Work to be completed: Word for word, set down the entries that follow.

*** Opening The data ***

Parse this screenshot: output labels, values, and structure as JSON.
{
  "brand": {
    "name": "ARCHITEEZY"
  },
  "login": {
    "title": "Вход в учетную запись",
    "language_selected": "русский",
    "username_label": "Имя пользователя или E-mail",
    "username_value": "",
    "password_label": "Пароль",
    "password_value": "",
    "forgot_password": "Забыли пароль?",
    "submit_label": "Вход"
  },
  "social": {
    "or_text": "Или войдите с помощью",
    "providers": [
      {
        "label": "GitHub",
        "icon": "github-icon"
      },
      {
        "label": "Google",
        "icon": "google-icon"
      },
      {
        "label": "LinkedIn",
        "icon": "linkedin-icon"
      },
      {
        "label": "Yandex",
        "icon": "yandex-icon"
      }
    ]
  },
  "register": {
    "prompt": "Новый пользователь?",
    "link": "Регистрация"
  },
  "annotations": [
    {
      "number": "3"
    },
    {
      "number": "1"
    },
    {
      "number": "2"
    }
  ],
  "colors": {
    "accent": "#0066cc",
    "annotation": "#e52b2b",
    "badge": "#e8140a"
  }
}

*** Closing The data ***

Written answer:
Parse this screenshot: output labels, values, and structure as JSON.
{
  "brand": {
    "name": "ARCHITEEZY"
  },
  "login": {
    "title": "Вход в учетную запись",
    "language_selected": "русский",
    "username_label": "Имя пользователя или E-mail",
    "username_value": "",
    "password_label": "Пароль",
    "password_value": "",
    "forgot_password": "Забыли пароль?",
    "submit_label": "Вход"
  },
  "social": {
    "or_text": "Или войдите с помощью",
    "providers": [
      {
        "label": "GitHub",
        "icon": "github-icon"
      },
      {
        "label": "Google",
        "icon": "google-icon"
      },
      {
        "label": "LinkedIn",
        "icon": "linkedin-icon"
      },
      {
        "label": "Yandex",
        "icon": "yandex-icon"
      }
    ]
  },
  "register": {
    "prompt": "Новый пользователь?",
    "link": "Регистрация"
  },
  "annotations": [
    {
      "number": "3"
    },
    {
      "number": "1"
    },
    {
      "number": "2"
    }
  ],
  "colors": {
    "accent": "#0066cc",
    "annotation": "#e52b2b",
    "badge": "#e8140a"
  }
}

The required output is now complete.